Task to complete:
In your copy, reproduce each entry exactly and include no picture.

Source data
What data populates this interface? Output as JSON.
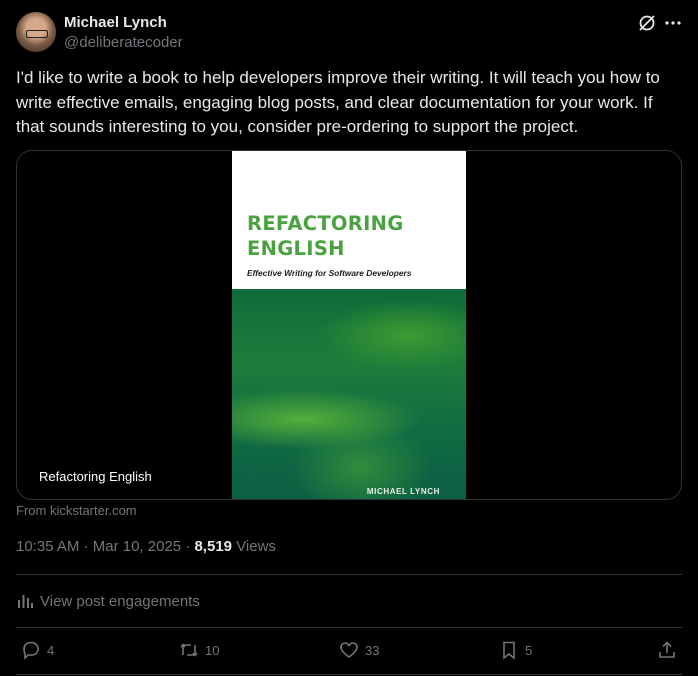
{
  "author": {
    "name": "Michael Lynch",
    "handle": "@deliberatecoder"
  },
  "post": {
    "text": "I'd like to write a book to help developers improve their writing. It will teach you how to write effective emails, engaging blog posts, and clear documentation for your work. If that sounds interesting to you, consider pre-ordering to support the project."
  },
  "card": {
    "book_title": "REFACTORING\nENGLISH",
    "book_subtitle": "Effective Writing for Software Developers",
    "book_author": "MICHAEL LYNCH",
    "caption": "Refactoring English",
    "source": "From kickstarter.com"
  },
  "meta": {
    "time": "10:35 AM",
    "date": "Mar 10, 2025",
    "views_count": "8,519",
    "views_label": "Views"
  },
  "engagements_label": "View post engagements",
  "actions": {
    "replies": "4",
    "reposts": "10",
    "likes": "33",
    "bookmarks": "5"
  },
  "colors": {
    "background": "#000000",
    "text": "#e7e9ea",
    "secondary": "#71767b",
    "border": "#2f3336",
    "book_green": "#49a13f"
  },
  "icons": [
    "grok-icon",
    "more-icon",
    "analytics-icon",
    "reply-icon",
    "repost-icon",
    "like-icon",
    "bookmark-icon",
    "share-icon"
  ]
}
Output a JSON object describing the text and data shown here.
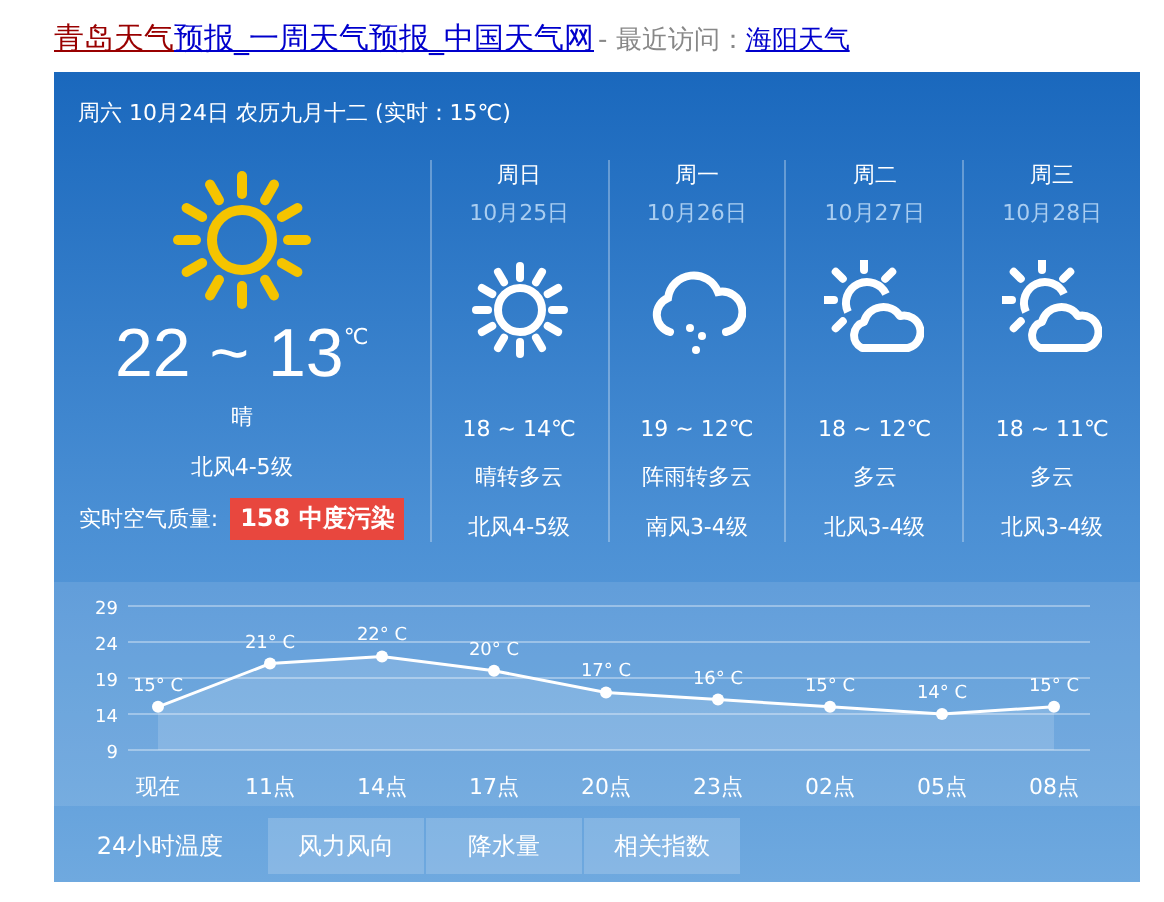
{
  "page_title": {
    "links": [
      {
        "text": "青岛天气",
        "visited": true
      },
      {
        "text": "预报_一周天气预报_中国天气网",
        "visited": false
      }
    ],
    "recent_label": " - 最近访问：",
    "recent_link": "海阳天气"
  },
  "header": "周六 10月24日 农历九月十二 (实时：15℃)",
  "today": {
    "kind": "sunny",
    "temp": "22 ~ 13",
    "unit": "℃",
    "weather": "晴",
    "wind": "北风4-5级",
    "aqi_label": "实时空气质量:",
    "aqi_badge": "158 中度污染"
  },
  "days": [
    {
      "weekday": "周日",
      "date": "10月25日",
      "kind": "sunny",
      "temp": "18 ~ 14℃",
      "weather": "晴转多云",
      "wind": "北风4-5级"
    },
    {
      "weekday": "周一",
      "date": "10月26日",
      "kind": "shower",
      "temp": "19 ~ 12℃",
      "weather": "阵雨转多云",
      "wind": "南风3-4级"
    },
    {
      "weekday": "周二",
      "date": "10月27日",
      "kind": "partly_cloudy",
      "temp": "18 ~ 12℃",
      "weather": "多云",
      "wind": "北风3-4级"
    },
    {
      "weekday": "周三",
      "date": "10月28日",
      "kind": "partly_cloudy",
      "temp": "18 ~ 11℃",
      "weather": "多云",
      "wind": "北风3-4级"
    }
  ],
  "chart": {
    "chart_data": {
      "type": "area",
      "categories": [
        "现在",
        "11点",
        "14点",
        "17点",
        "20点",
        "23点",
        "02点",
        "05点",
        "08点"
      ],
      "values": [
        15,
        21,
        22,
        20,
        17,
        16,
        15,
        14,
        15
      ],
      "value_labels": [
        "15° C",
        "21° C",
        "22° C",
        "20° C",
        "17° C",
        "16° C",
        "15° C",
        "14° C",
        "15° C"
      ],
      "ylim": [
        9,
        29
      ],
      "yticks": [
        9,
        14,
        19,
        24,
        29
      ],
      "grid": true
    }
  },
  "tabs": [
    {
      "label": "24小时温度",
      "selected": true
    },
    {
      "label": "风力风向",
      "selected": false
    },
    {
      "label": "降水量",
      "selected": false
    },
    {
      "label": "相关指数",
      "selected": false
    }
  ]
}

Written reply:
What data populates this interface? Output as JSON.
{
  "author": {
    "name": "Michael Lynch",
    "handle": "@deliberatecoder"
  },
  "post": {
    "text": "I'd like to write a book to help developers improve their writing. It will teach you how to write effective emails, engaging blog posts, and clear documentation for your work. If that sounds interesting to you, consider pre-ordering to support the project."
  },
  "card": {
    "book_title": "REFACTORING\nENGLISH",
    "book_subtitle": "Effective Writing for Software Developers",
    "book_author": "MICHAEL LYNCH",
    "caption": "Refactoring English",
    "source": "From kickstarter.com"
  },
  "meta": {
    "time": "10:35 AM",
    "date": "Mar 10, 2025",
    "views_count": "8,519",
    "views_label": "Views"
  },
  "engagements_label": "View post engagements",
  "actions": {
    "replies": "4",
    "reposts": "10",
    "likes": "33",
    "bookmarks": "5"
  },
  "colors": {
    "background": "#000000",
    "text": "#e7e9ea",
    "secondary": "#71767b",
    "border": "#2f3336",
    "book_green": "#49a13f"
  },
  "icons": [
    "grok-icon",
    "more-icon",
    "analytics-icon",
    "reply-icon",
    "repost-icon",
    "like-icon",
    "bookmark-icon",
    "share-icon"
  ]
}
Output a JSON object describing the text and data shown here.
{
  "page_title": {
    "links": [
      {
        "text": "青岛天气",
        "visited": true
      },
      {
        "text": "预报_一周天气预报_中国天气网",
        "visited": false
      }
    ],
    "recent_label": " - 最近访问：",
    "recent_link": "海阳天气"
  },
  "header": "周六 10月24日 农历九月十二 (实时：15℃)",
  "today": {
    "kind": "sunny",
    "temp": "22 ~ 13",
    "unit": "℃",
    "weather": "晴",
    "wind": "北风4-5级",
    "aqi_label": "实时空气质量:",
    "aqi_badge": "158 中度污染"
  },
  "days": [
    {
      "weekday": "周日",
      "date": "10月25日",
      "kind": "sunny",
      "temp": "18 ~ 14℃",
      "weather": "晴转多云",
      "wind": "北风4-5级"
    },
    {
      "weekday": "周一",
      "date": "10月26日",
      "kind": "shower",
      "temp": "19 ~ 12℃",
      "weather": "阵雨转多云",
      "wind": "南风3-4级"
    },
    {
      "weekday": "周二",
      "date": "10月27日",
      "kind": "partly_cloudy",
      "temp": "18 ~ 12℃",
      "weather": "多云",
      "wind": "北风3-4级"
    },
    {
      "weekday": "周三",
      "date": "10月28日",
      "kind": "partly_cloudy",
      "temp": "18 ~ 11℃",
      "weather": "多云",
      "wind": "北风3-4级"
    }
  ],
  "chart": {
    "chart_data": {
      "type": "area",
      "categories": [
        "现在",
        "11点",
        "14点",
        "17点",
        "20点",
        "23点",
        "02点",
        "05点",
        "08点"
      ],
      "values": [
        15,
        21,
        22,
        20,
        17,
        16,
        15,
        14,
        15
      ],
      "value_labels": [
        "15° C",
        "21° C",
        "22° C",
        "20° C",
        "17° C",
        "16° C",
        "15° C",
        "14° C",
        "15° C"
      ],
      "ylim": [
        9,
        29
      ],
      "yticks": [
        9,
        14,
        19,
        24,
        29
      ],
      "grid": true
    }
  },
  "tabs": [
    {
      "label": "24小时温度",
      "selected": true
    },
    {
      "label": "风力风向",
      "selected": false
    },
    {
      "label": "降水量",
      "selected": false
    },
    {
      "label": "相关指数",
      "selected": false
    }
  ]
}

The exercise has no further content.